What is Canine Influenza? How worried should I be?
Canine Influenza (CID) is a recently recognized viral upper respiratory infection of dogs that causes licking of lips, reverse sneezing, sneezing, coughing, fever and lethargy. It is contagious through saliva and nasal discharge directly or indirectly through the air or left on objects. Symptoms often occur 2-4 days after exposure.
So why should I get my indoor cat vaccinated against other diseases?
Being an indoor cat provides protection from many traumas, misadventures, parasites and diseases. But that protection isn't complete!
Why do I need to vaccinate my indoor cat against Rabies?

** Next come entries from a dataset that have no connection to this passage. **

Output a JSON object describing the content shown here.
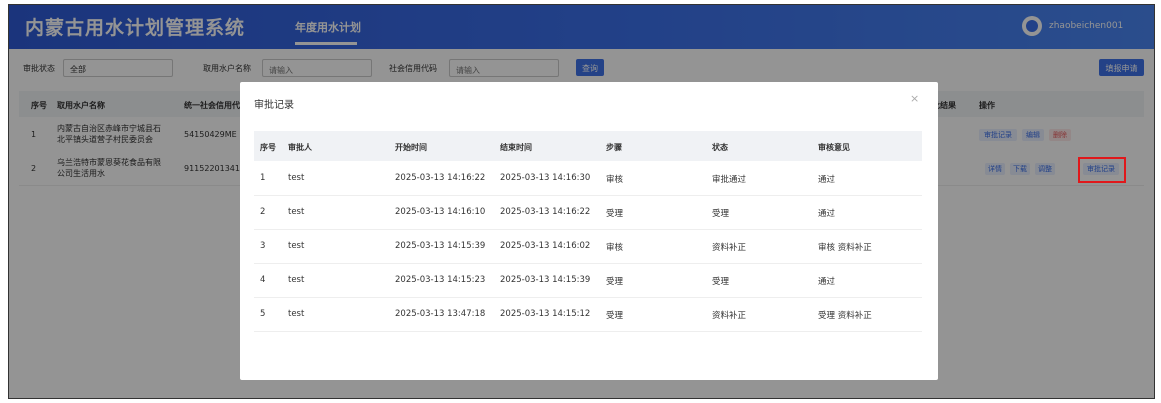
{
  "app": {
    "title": "内蒙古用水计划管理系统",
    "nav_tab": "年度用水计划",
    "username": "zhaobeichen001"
  },
  "filters": {
    "status_label": "审批状态",
    "status_value": "全部",
    "name_label": "取用水户名称",
    "name_placeholder": "请输入",
    "code_label": "社会信用代码",
    "code_placeholder": "请输入",
    "query_button": "查询",
    "apply_button": "填报申请"
  },
  "main_table": {
    "headers": [
      "序号",
      "取用水户名称",
      "统一社会信用代",
      "批结果",
      "操作"
    ],
    "rows": [
      {
        "index": "1",
        "name_line1": "内蒙古自治区赤峰市宁城县石",
        "name_line2": "北平镇头道营子村民委员会",
        "code": "54150429ME",
        "actions": [
          "审批记录",
          "编辑",
          "删除"
        ]
      },
      {
        "index": "2",
        "name_line1": "乌兰浩特市蒙恩葵花食品有限",
        "name_line2": "公司生活用水",
        "code": "91152201341",
        "actions": [
          "详情",
          "下载",
          "调整",
          "审批记录"
        ]
      }
    ]
  },
  "modal": {
    "title": "审批记录",
    "close_glyph": "×",
    "headers": [
      "序号",
      "审批人",
      "开始时间",
      "结束时间",
      "步骤",
      "状态",
      "审核意见"
    ],
    "rows": [
      [
        "1",
        "test",
        "2025-03-13 14:16:22",
        "2025-03-13 14:16:30",
        "审核",
        "审批通过",
        "通过"
      ],
      [
        "2",
        "test",
        "2025-03-13 14:16:10",
        "2025-03-13 14:16:22",
        "受理",
        "受理",
        "通过"
      ],
      [
        "3",
        "test",
        "2025-03-13 14:15:39",
        "2025-03-13 14:16:02",
        "审核",
        "资料补正",
        "审核 资料补正"
      ],
      [
        "4",
        "test",
        "2025-03-13 14:15:23",
        "2025-03-13 14:15:39",
        "受理",
        "受理",
        "通过"
      ],
      [
        "5",
        "test",
        "2025-03-13 13:47:18",
        "2025-03-13 14:15:12",
        "受理",
        "资料补正",
        "受理 资料补正"
      ]
    ]
  },
  "colors": {
    "primary": "#3c70ea",
    "highlight": "#e0181b",
    "danger": "#e8585b"
  }
}
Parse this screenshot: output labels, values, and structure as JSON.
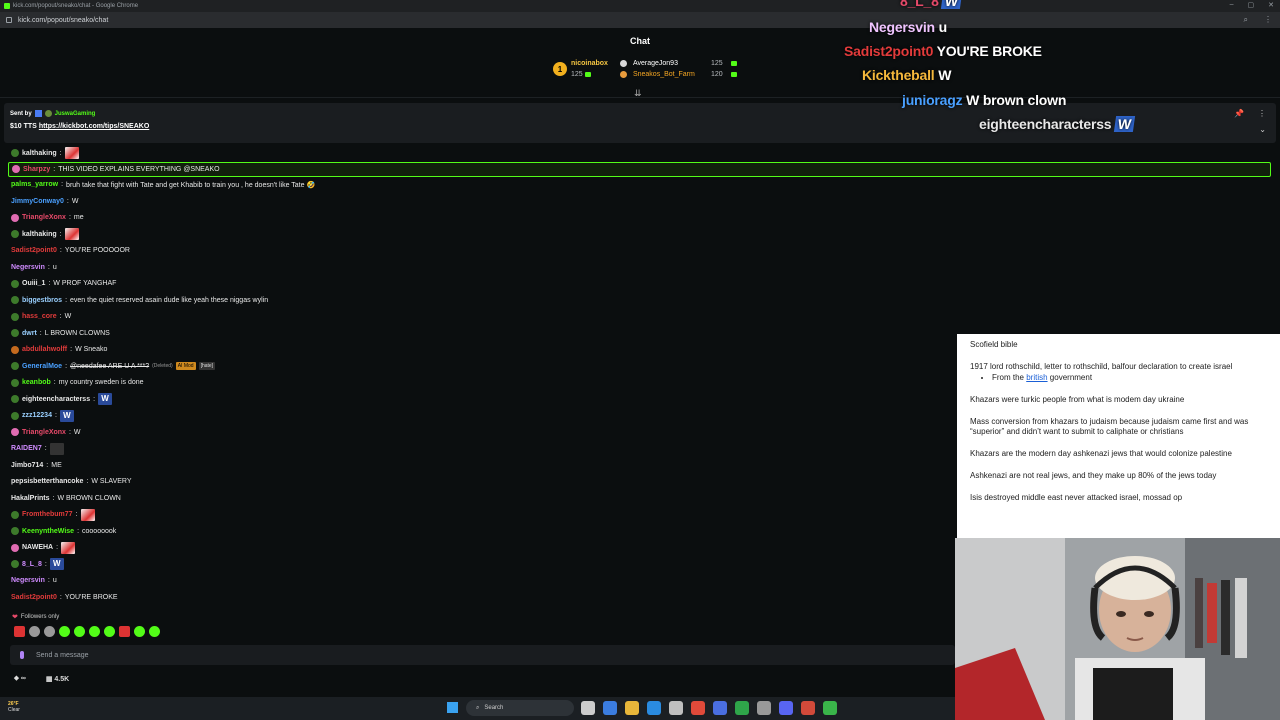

Indoor cats do need some vaccines, even against Rabies! Their indoor status does mean they will be less likely to be exposed to some diseases, but that is not the same as protecting them.
Let's talk about Rabies first, because Rabies is a uniformly fatal disease that has no treatment and is transmitted to people by their pets. Rabies virus is transmitted generally by saliva to blood contact, most commonly by a bite wound. The virus enters the body and travels up nerves to infect the brain, effectively poking holes in the brain of the patient and causing death by encephalitis over 4-10 days. Rabies can be expressed in the dumb form- blankness, drooling, lack of expression or the mad form- drooling and blindly attacking/biting. The incubation time (from bite to sickness) can be days to months after the bite.